A frog in a well says, "The sky is no bigger than the mouth of the well." That is untrue, for the sky is not just the size of the mouth of the well.

For one thing I don’t use Twitter, and I’m sure a lot of this spread there as well. I hope that folks who have made it this far will chip in observations and thoughts based on what the sky looked like from the bottom of your particular well…

2 comments:

mike ely said...

Just to add our little piece of the picture:
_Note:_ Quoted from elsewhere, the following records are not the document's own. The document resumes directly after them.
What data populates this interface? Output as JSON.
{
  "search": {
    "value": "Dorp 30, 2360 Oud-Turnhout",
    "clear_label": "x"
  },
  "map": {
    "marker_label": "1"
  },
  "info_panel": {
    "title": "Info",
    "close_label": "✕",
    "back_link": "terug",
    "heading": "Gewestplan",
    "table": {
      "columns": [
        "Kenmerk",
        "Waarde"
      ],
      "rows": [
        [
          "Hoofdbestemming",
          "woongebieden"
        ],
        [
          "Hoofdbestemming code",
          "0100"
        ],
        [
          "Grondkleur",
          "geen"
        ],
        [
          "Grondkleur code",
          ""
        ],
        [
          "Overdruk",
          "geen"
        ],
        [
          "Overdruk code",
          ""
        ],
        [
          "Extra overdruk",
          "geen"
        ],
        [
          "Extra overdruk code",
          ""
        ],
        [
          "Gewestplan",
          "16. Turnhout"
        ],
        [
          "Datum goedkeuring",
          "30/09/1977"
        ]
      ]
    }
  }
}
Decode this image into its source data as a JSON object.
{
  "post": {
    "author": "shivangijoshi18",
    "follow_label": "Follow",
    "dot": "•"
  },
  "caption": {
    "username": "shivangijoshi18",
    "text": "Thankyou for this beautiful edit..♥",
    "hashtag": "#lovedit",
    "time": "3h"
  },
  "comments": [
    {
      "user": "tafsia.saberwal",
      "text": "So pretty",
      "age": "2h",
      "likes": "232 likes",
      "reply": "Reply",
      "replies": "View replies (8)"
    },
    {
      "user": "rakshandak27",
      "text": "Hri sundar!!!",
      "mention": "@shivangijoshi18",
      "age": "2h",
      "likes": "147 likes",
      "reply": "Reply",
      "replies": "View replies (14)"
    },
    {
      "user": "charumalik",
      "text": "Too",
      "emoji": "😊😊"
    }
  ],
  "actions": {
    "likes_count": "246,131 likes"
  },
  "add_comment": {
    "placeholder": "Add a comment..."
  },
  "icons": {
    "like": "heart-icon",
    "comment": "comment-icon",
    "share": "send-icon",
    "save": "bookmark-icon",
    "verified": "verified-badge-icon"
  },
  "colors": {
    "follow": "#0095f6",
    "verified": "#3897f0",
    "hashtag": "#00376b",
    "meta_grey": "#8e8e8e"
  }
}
On Kasama, we posted the announcement of the raids that appeared on Twin Cities Indymedia site. It went up about 10 am -- within hours that posting had about 600 page views. All day we posted updates as they appeared and then started posting solidarity statements. Quickly we started receiving emails from people wanting to publicize their own solidarity statements. Over the next few days we had 18 different posts on the raids -- and about a 1,000 pageviews a day more than usual.

Justin Raimondo said...

We are publicixing the raids and the aftermath, including the protests, on Antiwar.com. Please send any info on protests or news about recent developments to us.

On the question of whether we should have identified FSRO by name: the warrants did that, and this information was put out by virtually all major news organizations covering the raids. There are no secrets on the internets.

== Justin R